Work order → The word to find is "into". State how many lines below contain it, giving only the number.

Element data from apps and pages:
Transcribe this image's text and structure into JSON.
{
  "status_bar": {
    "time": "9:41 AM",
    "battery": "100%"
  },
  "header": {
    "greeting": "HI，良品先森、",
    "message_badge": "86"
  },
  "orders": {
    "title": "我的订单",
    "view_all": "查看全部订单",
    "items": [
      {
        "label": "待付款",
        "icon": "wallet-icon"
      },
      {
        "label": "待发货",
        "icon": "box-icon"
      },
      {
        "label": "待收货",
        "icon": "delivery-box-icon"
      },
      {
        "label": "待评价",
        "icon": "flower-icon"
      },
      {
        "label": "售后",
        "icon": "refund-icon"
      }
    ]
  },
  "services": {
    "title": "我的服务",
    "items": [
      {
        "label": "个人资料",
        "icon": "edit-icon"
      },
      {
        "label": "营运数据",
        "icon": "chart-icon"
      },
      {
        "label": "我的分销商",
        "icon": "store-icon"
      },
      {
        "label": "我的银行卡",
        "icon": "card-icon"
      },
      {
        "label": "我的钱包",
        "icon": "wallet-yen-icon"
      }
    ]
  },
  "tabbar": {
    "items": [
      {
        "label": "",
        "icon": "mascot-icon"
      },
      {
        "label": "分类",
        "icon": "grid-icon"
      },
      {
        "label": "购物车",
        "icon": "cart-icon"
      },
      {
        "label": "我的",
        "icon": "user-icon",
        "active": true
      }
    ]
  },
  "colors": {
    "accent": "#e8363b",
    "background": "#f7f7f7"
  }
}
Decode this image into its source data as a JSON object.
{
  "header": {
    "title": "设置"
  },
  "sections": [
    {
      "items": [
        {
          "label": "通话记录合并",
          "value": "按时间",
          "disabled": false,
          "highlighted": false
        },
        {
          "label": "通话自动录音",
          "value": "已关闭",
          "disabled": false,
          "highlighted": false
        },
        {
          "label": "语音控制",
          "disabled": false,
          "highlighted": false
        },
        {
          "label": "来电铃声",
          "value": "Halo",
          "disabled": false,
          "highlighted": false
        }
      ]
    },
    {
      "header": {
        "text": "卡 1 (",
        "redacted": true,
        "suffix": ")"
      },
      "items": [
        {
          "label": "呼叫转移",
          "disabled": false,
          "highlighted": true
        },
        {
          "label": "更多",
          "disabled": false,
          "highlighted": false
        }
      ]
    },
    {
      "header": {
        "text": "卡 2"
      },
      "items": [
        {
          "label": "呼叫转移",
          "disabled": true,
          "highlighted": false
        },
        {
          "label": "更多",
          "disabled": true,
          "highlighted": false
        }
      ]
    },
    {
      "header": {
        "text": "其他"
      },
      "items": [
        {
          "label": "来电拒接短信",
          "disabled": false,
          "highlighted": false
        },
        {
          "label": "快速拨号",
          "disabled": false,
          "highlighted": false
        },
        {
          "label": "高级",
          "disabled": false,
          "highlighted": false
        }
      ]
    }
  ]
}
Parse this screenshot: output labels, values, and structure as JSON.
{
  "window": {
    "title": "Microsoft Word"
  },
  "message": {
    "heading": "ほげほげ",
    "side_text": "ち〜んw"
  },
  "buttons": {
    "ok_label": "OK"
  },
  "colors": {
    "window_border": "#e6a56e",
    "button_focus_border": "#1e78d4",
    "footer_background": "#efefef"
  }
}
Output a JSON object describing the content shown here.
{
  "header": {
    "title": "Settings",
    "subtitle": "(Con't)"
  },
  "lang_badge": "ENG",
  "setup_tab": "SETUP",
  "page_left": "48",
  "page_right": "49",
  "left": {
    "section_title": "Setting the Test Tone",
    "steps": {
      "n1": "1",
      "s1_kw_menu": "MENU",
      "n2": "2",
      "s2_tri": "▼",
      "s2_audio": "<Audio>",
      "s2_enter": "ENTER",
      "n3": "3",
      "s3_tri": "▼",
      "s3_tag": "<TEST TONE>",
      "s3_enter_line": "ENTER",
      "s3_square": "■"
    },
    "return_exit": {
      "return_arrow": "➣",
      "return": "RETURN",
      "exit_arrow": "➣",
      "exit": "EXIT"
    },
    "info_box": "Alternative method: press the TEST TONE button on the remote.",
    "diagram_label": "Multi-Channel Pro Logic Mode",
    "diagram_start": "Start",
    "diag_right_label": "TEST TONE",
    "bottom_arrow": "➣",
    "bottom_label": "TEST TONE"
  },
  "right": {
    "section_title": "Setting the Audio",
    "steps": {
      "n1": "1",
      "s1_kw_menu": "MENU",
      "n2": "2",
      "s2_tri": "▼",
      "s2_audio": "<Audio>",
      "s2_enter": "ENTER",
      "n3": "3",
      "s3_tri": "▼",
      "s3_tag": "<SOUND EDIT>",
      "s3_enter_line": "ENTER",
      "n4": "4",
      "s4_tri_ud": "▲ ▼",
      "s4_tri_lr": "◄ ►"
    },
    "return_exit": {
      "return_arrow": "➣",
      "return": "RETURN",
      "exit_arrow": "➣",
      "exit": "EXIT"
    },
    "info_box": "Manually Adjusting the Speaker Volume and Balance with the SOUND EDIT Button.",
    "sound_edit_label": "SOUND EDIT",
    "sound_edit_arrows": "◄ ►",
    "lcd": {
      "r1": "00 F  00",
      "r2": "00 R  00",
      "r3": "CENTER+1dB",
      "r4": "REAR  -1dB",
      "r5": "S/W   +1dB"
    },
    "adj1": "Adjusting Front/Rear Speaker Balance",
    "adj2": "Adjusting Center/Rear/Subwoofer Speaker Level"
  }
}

Written solution → 2